Folk Song in England. By Steve Roud. Faber & Faber; 764 pages; £25. To be published in America in September; $29.95.
ENGLAND, the Germans used to jeer, was “the land without music”. They were wrong, as Steve Roud robustly demonstrates in “Folk Song in England”. Surveying English musical life from the time of Henry VIII—a keen musician and composer—to the mid-20th century, when folk song lost its roots, he shows what an intensely musical land England has been.

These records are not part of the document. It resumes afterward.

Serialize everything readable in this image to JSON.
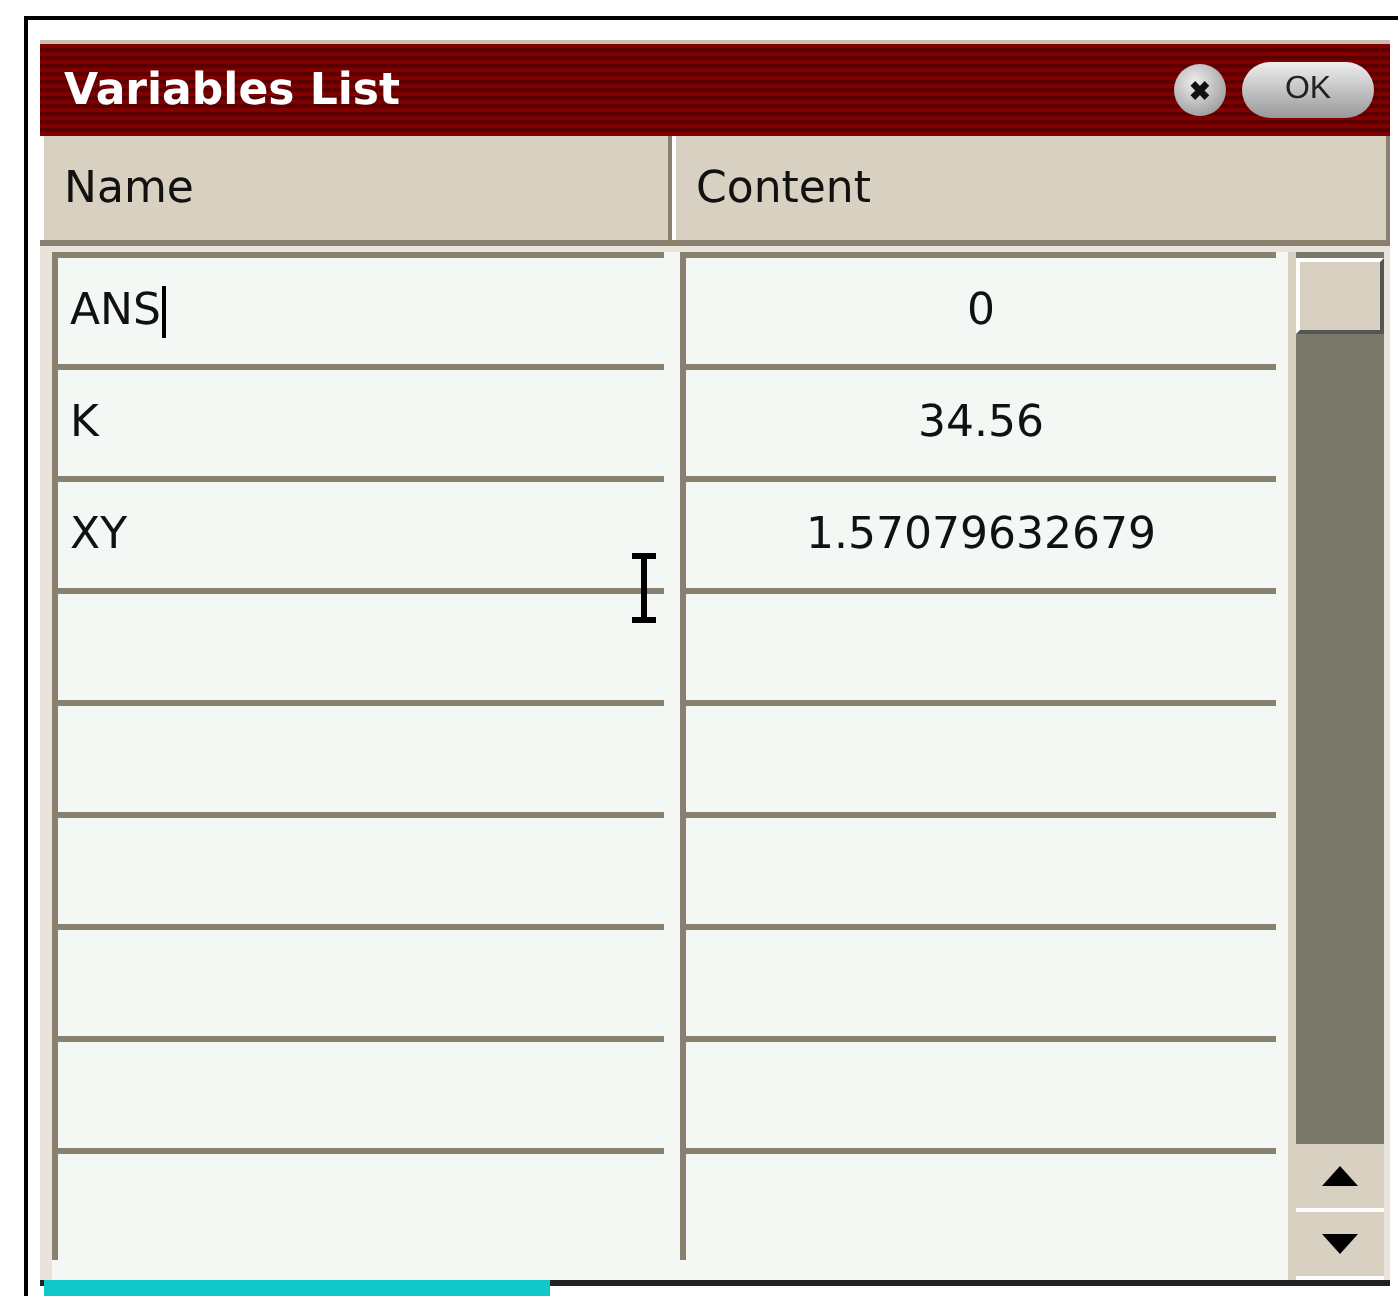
{
  "window": {
    "title": "Variables List",
    "buttons": [
      {
        "kind": "close",
        "label": "✖"
      },
      {
        "kind": "ok",
        "label": "OK"
      }
    ]
  },
  "table": {
    "columns": [
      "Name",
      "Content"
    ],
    "rows": [
      {
        "name": "ANS",
        "content": "0",
        "editing": true
      },
      {
        "name": "K",
        "content": "34.56",
        "editing": false
      },
      {
        "name": "XY",
        "content": "1.57079632679",
        "editing": false
      }
    ]
  }
}
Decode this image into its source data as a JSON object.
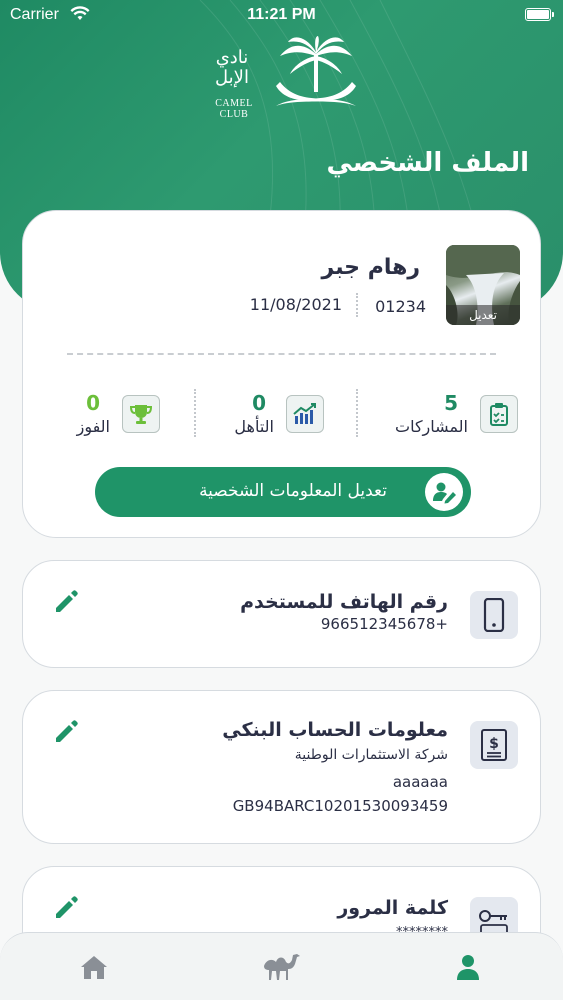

Mr Roud makes no inflated claims for folk song. It is not “better” than classical music because it is “of the people”, he argues, nor is it an antidote for modern ills caused by urbanisation and commercialisation. Nor did it emerge pure and undefiled. Most songs were written not by ploughboys or milkmaids but by professionals, and many were first heard from the stage, or in the pub or music-hall. But from there they made their way to the ploughboys and milkmaids, and…Continue reading